So great is Russians' distrust of the financial system that even seemingly obvious beneficiaries of the crisis -- state-owned and foreign banks -- did not see a rise in inflows from retail depositors during the turmoil.

"The main beneficiary was the mattress bank -- people withdrew cash hard currency and are keeping it at home," Andrei Kazmin, CEO of Russia's biggest state-owned bank, Sberbank, told Itogi magazine in an interview.

Some of the money found its way into consumer spending, pushing July retail price inflation to 0.9 percent -- unusually high for this time of year.

"Banks cannot seriously increase their interest rates on deposits to lure households back because margins in the industry are already low," Yazykov said.

But he said banks had scope to expand their services, wooing depositors by cross-selling other products -- a practice that is virtually nonexistent in Russia.

Credit cards are not yet common and mortgage loans only accounted for 1 percent of deals done on the multi-billion-dollar property market last year.

Orlova said the timing of the return of funds to banks would depend on how clearly the Central Bank set out its strategy for reforming some 1,300 banks.

The vetting of lenders for a planned deposit insurance scheme will be key to this process, with those failing to make the grade likely to have to close or merge.

"If the Central Bank bankrupts 100 banks and says that the rest are safe -- that's one scenario," Orlova said.

"If we keep learning from the papers that this or that bank has had its license revoked, that's another scenario.

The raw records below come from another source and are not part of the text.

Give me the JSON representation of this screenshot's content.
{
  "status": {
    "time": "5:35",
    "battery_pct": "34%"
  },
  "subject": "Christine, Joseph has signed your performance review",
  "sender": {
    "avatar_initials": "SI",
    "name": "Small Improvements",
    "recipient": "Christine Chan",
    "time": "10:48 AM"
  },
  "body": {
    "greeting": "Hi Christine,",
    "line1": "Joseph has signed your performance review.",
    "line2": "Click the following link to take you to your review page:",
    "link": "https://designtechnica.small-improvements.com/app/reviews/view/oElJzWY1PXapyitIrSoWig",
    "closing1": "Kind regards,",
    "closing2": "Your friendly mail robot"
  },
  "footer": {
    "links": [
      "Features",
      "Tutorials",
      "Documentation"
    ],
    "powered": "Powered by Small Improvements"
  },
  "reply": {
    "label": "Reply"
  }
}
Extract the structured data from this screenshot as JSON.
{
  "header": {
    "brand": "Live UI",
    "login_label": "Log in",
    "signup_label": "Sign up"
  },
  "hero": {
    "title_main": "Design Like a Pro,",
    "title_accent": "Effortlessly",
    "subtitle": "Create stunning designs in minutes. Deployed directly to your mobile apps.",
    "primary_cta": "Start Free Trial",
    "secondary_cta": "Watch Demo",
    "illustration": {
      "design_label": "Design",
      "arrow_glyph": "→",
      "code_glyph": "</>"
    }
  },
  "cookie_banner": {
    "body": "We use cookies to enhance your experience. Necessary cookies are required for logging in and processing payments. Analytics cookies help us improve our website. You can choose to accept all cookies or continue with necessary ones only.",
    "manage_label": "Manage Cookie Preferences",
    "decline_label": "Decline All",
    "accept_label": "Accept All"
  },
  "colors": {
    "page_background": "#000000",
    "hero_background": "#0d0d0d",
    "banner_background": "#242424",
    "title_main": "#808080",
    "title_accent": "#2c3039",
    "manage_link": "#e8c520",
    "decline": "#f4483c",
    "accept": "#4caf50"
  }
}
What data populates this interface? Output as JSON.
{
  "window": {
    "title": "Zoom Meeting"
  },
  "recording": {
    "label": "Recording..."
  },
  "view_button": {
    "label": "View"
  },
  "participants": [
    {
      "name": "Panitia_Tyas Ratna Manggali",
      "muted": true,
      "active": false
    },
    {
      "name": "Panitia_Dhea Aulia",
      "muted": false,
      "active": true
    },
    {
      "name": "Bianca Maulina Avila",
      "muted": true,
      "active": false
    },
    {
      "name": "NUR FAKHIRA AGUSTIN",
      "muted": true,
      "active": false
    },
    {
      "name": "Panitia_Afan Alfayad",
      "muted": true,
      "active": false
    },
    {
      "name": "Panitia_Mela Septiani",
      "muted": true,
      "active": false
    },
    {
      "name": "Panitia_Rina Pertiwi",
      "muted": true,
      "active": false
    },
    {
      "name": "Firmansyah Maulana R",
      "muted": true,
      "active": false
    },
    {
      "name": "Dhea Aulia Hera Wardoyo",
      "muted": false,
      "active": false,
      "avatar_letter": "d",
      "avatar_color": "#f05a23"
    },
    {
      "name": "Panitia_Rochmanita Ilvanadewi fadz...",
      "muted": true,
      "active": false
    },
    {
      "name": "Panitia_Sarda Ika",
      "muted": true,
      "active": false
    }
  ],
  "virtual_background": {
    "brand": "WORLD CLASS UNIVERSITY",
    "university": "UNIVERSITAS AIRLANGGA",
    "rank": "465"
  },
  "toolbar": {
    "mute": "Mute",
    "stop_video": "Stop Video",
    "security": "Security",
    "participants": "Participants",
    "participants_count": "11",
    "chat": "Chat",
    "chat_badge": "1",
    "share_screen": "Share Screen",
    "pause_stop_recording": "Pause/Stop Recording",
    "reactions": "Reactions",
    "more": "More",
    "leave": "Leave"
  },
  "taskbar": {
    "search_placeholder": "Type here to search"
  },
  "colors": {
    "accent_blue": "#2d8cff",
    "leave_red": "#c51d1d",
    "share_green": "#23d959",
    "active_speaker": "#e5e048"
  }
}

In this case, the money is most likely to stay under the mattress."